Items from a data source:
-- Opening Marker --

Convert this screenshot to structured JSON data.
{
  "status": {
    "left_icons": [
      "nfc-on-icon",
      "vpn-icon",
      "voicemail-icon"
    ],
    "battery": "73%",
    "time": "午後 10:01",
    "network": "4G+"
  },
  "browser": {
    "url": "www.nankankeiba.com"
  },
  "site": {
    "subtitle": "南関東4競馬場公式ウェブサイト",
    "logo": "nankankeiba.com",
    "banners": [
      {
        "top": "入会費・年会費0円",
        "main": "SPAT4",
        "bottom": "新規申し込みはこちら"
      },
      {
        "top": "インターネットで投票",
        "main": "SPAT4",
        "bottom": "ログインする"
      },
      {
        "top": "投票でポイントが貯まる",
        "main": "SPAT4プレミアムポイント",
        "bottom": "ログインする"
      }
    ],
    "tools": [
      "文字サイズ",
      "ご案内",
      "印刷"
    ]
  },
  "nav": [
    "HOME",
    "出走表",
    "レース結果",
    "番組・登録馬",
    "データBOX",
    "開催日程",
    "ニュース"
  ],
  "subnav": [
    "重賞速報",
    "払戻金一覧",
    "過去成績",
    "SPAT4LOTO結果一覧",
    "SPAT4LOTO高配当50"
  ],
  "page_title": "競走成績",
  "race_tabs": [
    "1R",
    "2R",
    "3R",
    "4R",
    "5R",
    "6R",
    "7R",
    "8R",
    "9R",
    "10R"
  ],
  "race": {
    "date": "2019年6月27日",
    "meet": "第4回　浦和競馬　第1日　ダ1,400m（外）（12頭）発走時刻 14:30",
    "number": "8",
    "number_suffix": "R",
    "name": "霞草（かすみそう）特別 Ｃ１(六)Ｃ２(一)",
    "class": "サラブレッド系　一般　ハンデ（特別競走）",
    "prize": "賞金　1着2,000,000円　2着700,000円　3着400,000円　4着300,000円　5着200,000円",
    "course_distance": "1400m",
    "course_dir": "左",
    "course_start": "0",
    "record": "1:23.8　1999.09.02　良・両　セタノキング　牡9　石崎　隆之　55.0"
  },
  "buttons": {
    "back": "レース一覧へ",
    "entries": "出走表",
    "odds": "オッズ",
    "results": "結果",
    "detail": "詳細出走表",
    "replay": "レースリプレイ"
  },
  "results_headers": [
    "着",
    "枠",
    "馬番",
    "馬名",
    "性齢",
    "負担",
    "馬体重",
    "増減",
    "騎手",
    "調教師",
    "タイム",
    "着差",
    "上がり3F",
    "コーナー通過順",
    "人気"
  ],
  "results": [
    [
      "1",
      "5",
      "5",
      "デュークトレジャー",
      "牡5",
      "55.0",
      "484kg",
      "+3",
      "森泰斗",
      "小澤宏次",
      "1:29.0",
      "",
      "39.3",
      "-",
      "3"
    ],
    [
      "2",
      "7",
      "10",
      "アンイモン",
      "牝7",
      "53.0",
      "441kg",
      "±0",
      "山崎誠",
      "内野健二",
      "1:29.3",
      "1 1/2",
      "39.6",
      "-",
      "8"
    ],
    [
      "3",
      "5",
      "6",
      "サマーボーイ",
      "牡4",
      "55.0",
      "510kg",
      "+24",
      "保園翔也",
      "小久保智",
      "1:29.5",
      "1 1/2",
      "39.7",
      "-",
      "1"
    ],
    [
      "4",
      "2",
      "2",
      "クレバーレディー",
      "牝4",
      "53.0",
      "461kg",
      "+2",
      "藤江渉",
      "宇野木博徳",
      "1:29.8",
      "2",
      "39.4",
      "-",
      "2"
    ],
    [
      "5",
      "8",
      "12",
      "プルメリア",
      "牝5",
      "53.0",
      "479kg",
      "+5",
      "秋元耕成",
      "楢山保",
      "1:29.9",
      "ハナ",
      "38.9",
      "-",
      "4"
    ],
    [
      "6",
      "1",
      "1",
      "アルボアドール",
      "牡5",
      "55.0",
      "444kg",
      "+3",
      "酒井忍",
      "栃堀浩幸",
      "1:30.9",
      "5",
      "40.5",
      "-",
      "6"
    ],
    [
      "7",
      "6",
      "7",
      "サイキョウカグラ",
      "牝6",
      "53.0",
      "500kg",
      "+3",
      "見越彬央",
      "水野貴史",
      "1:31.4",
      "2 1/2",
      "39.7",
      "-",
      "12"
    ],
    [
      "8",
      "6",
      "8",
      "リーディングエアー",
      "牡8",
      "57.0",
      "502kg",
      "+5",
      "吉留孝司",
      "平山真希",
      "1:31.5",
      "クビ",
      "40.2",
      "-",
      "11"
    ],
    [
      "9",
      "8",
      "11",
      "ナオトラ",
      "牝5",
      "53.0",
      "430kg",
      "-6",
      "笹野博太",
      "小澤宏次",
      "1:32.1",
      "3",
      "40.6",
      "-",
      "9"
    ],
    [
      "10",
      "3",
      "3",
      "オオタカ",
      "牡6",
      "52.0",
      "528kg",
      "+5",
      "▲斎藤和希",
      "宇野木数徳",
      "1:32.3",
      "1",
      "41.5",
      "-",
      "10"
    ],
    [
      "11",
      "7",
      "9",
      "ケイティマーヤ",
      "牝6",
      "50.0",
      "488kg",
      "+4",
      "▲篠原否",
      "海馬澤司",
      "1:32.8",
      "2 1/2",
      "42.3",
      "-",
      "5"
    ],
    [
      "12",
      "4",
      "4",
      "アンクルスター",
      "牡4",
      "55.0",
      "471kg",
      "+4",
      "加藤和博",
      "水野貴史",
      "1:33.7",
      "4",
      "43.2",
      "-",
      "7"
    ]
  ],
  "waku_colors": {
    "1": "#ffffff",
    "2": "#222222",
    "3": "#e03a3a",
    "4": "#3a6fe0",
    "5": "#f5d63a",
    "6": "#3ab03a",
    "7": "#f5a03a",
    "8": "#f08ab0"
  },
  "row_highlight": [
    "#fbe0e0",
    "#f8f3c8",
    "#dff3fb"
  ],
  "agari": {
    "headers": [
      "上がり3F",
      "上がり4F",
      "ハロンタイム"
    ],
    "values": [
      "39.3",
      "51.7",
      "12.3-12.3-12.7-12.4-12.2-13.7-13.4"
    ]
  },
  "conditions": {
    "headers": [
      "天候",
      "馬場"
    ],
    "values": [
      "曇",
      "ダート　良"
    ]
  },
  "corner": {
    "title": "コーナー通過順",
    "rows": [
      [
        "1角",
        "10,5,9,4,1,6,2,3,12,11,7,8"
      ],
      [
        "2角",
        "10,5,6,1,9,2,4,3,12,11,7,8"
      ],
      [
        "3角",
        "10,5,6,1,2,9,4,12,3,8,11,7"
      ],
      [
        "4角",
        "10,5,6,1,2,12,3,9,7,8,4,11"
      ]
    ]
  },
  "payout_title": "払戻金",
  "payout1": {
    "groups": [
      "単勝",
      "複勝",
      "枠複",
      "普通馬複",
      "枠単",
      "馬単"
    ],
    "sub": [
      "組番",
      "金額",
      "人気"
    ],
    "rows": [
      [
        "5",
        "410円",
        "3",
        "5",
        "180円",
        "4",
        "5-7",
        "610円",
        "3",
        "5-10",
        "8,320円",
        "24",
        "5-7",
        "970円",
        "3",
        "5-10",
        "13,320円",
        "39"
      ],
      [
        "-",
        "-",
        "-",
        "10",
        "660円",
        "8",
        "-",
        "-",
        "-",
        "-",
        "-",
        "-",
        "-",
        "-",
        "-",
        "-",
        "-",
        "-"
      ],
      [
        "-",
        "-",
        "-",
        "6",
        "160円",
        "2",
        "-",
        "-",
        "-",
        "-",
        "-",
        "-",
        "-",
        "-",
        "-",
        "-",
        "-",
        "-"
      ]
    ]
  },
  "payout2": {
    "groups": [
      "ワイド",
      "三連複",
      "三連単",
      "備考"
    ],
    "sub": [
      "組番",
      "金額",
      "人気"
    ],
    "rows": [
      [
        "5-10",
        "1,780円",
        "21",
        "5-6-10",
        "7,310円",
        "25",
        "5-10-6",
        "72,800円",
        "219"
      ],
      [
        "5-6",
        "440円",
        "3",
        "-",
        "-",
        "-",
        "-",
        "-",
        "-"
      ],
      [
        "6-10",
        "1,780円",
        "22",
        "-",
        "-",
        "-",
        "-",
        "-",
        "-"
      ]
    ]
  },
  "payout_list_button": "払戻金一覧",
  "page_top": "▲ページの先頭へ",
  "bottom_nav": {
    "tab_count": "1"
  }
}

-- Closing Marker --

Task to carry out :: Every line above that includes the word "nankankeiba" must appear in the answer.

Response ::
    "url": "www.nankankeiba.com"
    "logo": "nankankeiba.com",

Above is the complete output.